How to become shapely in 23 days? First, you pick up some knitting neeedles. Then you add an amazing optical illusion of a knitting pattern, designed to showcase curves; a pattern so ingenious it does for the waistline what hours of crunches cannot acheive.
I have had less time to devote to blogging lately, but that doesn’t mean my hands have been idle. In fact, I have just finished knitting a sweater that took only 23 days from start to finish. (And this includes at least a week of no knitting at all while I prepared for a B-school presentation.) This is the fastest I have been able to turn out a project in some time. The pattern is the #11 Hourglass Top designed by Theresa Schabes for Noro Knitting Magazine, Spring 2013. It has a very interesting construction, which accentuates the waist, resulting in an hourglass silhouette.
The sweater is knit in two quick pieces and then seamed together. It is an especially effective construction technique for Noro yarn, which is known for its long colour sequences. At the waist, the stitch count for the back (which wraps around the front of the sweater) is three times that of the front (approximately 150 stitches for the back and 50 stitches for the front). This means that the stripes of any one colour will be deeper on the narrower knitted parts, and shallower on the wider knitted parts, which results in the mis-match of colour sequences along the seams. I don’t think a monotoned yarn, or a yarn with shorter colour changes, would be as affective as the Noro in this design.
This is not only an extremely quick and easy knit, but is also a very cheap one. I used 3 skeins of Noro Silk Garden Sock yarn for this sweater. This makes it about the equivalent cost of two cinema tickets. This is definitely a win-win project.
I do think the pattern runs a bit big. I intended to add a lot of negative ease into the pattern, as I wanted to accentuate the waist. To do this, I tailored a size between the small and medium, casting on 112 stitches and then for the most part following the directions for the second size with respect to increases and decreases. The finished product actually has about zero ease. In fact, when it’s not on the body it appears to have very little waist shaping at all.
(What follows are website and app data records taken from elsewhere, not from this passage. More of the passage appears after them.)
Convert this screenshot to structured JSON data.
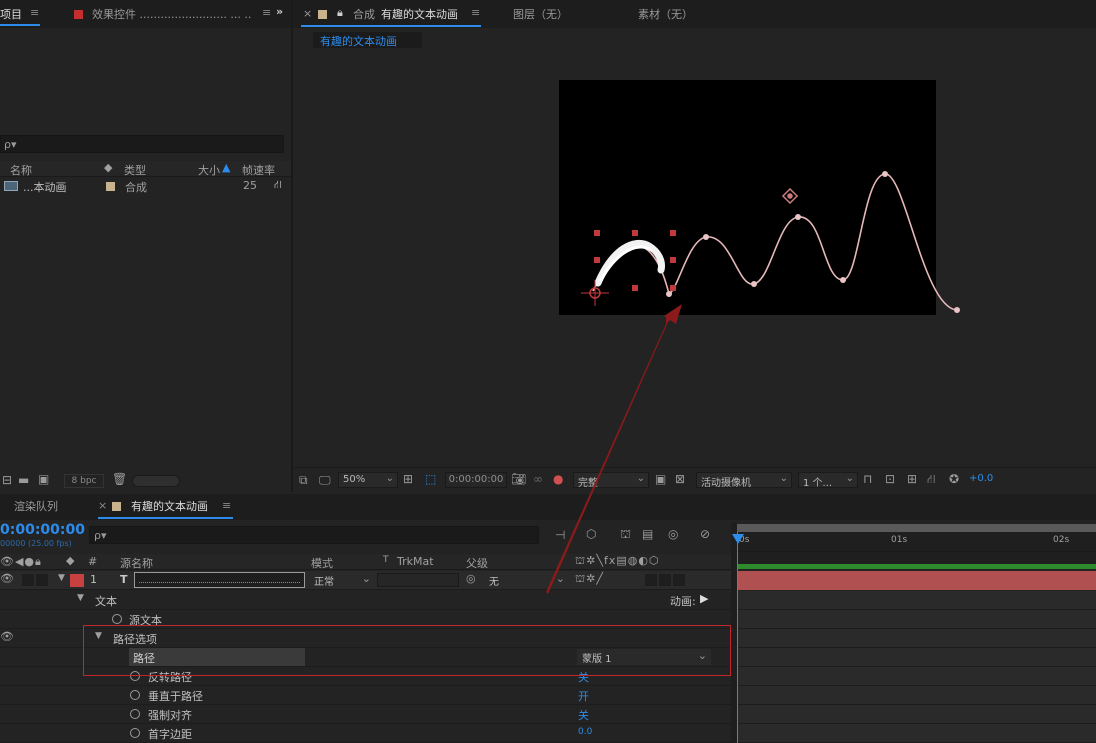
{
  "project_panel": {
    "tab_project": "项目",
    "tab_effects": "效果控件 ......................... ... ............",
    "search_placeholder": "ρ▾",
    "columns": {
      "name": "名称",
      "type": "类型",
      "size": "大小",
      "fps": "帧速率"
    },
    "items": [
      {
        "name": "...本动画",
        "type": "合成",
        "fps": "25"
      }
    ],
    "bpc": "8 bpc"
  },
  "comp_panel": {
    "tab_comp_prefix": "合成",
    "tab_comp_name": "有趣的文本动画",
    "tab_layer": "图层（无）",
    "tab_footage": "素材（无）",
    "breadcrumb": "有趣的文本动画",
    "toolbar": {
      "zoom": "50%",
      "timecode": "0:00:00:00",
      "resolution": "完整",
      "camera": "活动摄像机",
      "views": "1 个...",
      "exposure": "+0.0"
    }
  },
  "timeline": {
    "tab_render": "渲染队列",
    "tab_comp": "有趣的文本动画",
    "timecode": "0:00:00:00",
    "timecode_frames": "00000 (25.00 fps)",
    "search_placeholder": "ρ▾",
    "columns": {
      "num": "#",
      "source": "源名称",
      "mode": "模式",
      "t": "T",
      "trkmat": "TrkMat",
      "parent": "父级"
    },
    "layer": {
      "num": "1",
      "type": "T",
      "mode": "正常",
      "parent": "无"
    },
    "props": {
      "text": "文本",
      "animate": "动画:",
      "source_text": "源文本",
      "path_options": "路径选项",
      "path": "路径",
      "path_value": "蒙版 1",
      "reverse": "反转路径",
      "reverse_val": "关",
      "perpendicular": "垂直于路径",
      "perpendicular_val": "开",
      "force_align": "强制对齐",
      "force_align_val": "关",
      "first_margin": "首字边距",
      "first_margin_val": "0.0"
    },
    "ruler": [
      "0s",
      "01s",
      "02s"
    ]
  },
  "colors": {
    "accent": "#2d8ceb",
    "layer_label": "#c94040",
    "highlight_box": "#c0262c",
    "arrow": "#8b1a1a",
    "track_bar": "#b05050"
  }
}
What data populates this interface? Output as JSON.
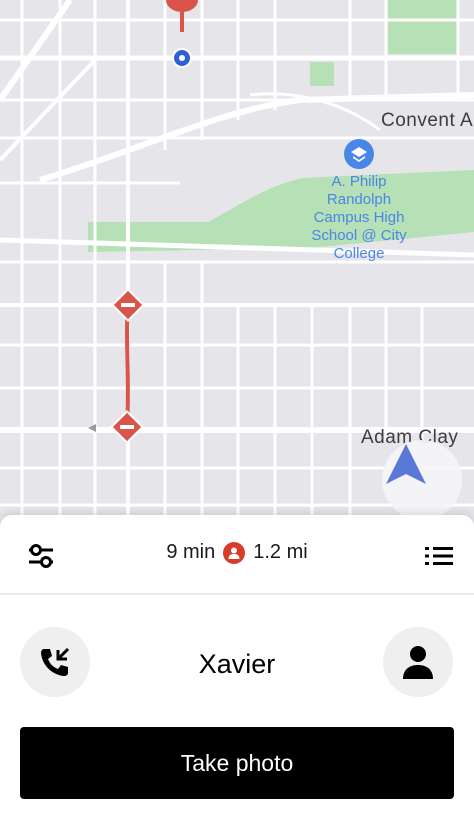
{
  "map": {
    "street_labels": [
      "Convent A",
      "Adam Clay"
    ],
    "poi": {
      "name_lines": [
        "A. Philip",
        "Randolph",
        "Campus High",
        "School @ City",
        "College"
      ],
      "icon": "school-icon"
    },
    "route_color": "#d9554a",
    "pickup_color": "#2e5fd6",
    "park_color": "#b6e0b6",
    "navigation_icon": "navigation-arrow-icon"
  },
  "trip": {
    "duration": "9 min",
    "distance": "1.2 mi",
    "rider_icon": "rider-icon",
    "settings_icon": "sliders-icon",
    "list_icon": "list-icon"
  },
  "rider": {
    "name": "Xavier",
    "call_icon": "phone-call-icon",
    "profile_icon": "person-icon"
  },
  "actions": {
    "primary_label": "Take photo"
  }
}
Here lies the genious of the pattern. It creates a very effective optical illusion: it looks extremely shapely without being the least bit snug or binding. Notice the rolling at the bottom of the sweater; this was even more problematic with the purled edging called for in the pattern. I ripped out the waist and armhole edgings and redid them in ribbing. This mostly solved the rolling problem, particularly on the armholes. The bottom still rolls up when the sweater is off, but behaves itself when its being worn.